Task details: The response should consist of the records, reproduced exactly.

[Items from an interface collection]
######

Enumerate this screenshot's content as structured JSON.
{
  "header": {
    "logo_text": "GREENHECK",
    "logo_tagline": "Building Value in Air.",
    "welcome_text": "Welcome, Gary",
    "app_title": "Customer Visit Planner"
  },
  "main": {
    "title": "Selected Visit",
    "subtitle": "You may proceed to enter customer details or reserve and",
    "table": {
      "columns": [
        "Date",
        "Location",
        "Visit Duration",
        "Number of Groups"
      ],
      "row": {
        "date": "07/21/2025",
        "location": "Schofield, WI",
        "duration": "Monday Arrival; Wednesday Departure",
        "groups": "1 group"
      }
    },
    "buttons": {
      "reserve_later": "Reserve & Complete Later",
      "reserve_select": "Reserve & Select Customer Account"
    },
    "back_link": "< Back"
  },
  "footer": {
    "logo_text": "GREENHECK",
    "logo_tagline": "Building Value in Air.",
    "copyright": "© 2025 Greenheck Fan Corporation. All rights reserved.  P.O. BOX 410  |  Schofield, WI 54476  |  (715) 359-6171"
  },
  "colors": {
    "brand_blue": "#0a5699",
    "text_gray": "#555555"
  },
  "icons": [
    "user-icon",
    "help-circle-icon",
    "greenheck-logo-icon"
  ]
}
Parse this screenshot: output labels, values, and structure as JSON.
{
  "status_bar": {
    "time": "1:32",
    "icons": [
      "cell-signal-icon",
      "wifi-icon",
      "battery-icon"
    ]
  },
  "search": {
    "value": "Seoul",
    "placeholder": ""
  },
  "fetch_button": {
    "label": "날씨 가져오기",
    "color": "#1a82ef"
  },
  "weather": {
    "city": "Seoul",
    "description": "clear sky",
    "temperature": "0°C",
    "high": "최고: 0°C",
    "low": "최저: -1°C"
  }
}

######

Reply:
Enumerate this screenshot's content as structured JSON.
{
  "header": {
    "logo_text": "GREENHECK",
    "logo_tagline": "Building Value in Air.",
    "welcome_text": "Welcome, Gary",
    "app_title": "Customer Visit Planner"
  },
  "main": {
    "title": "Selected Visit",
    "subtitle": "You may proceed to enter customer details or reserve and",
    "table": {
      "columns": [
        "Date",
        "Location",
        "Visit Duration",
        "Number of Groups"
      ],
      "row": {
        "date": "07/21/2025",
        "location": "Schofield, WI",
        "duration": "Monday Arrival; Wednesday Departure",
        "groups": "1 group"
      }
    },
    "buttons": {
      "reserve_later": "Reserve & Complete Later",
      "reserve_select": "Reserve & Select Customer Account"
    },
    "back_link": "< Back"
  },
  "footer": {
    "logo_text": "GREENHECK",
    "logo_tagline": "Building Value in Air.",
    "copyright": "© 2025 Greenheck Fan Corporation. All rights reserved.  P.O. BOX 410  |  Schofield, WI 54476  |  (715) 359-6171"
  },
  "colors": {
    "brand_blue": "#0a5699",
    "text_gray": "#555555"
  },
  "icons": [
    "user-icon",
    "help-circle-icon",
    "greenheck-logo-icon"
  ]
}
Parse this screenshot: output labels, values, and structure as JSON.
{
  "status_bar": {
    "time": "1:32",
    "icons": [
      "cell-signal-icon",
      "wifi-icon",
      "battery-icon"
    ]
  },
  "search": {
    "value": "Seoul",
    "placeholder": ""
  },
  "fetch_button": {
    "label": "날씨 가져오기",
    "color": "#1a82ef"
  },
  "weather": {
    "city": "Seoul",
    "description": "clear sky",
    "temperature": "0°C",
    "high": "최고: 0°C",
    "low": "최저: -1°C"
  }
}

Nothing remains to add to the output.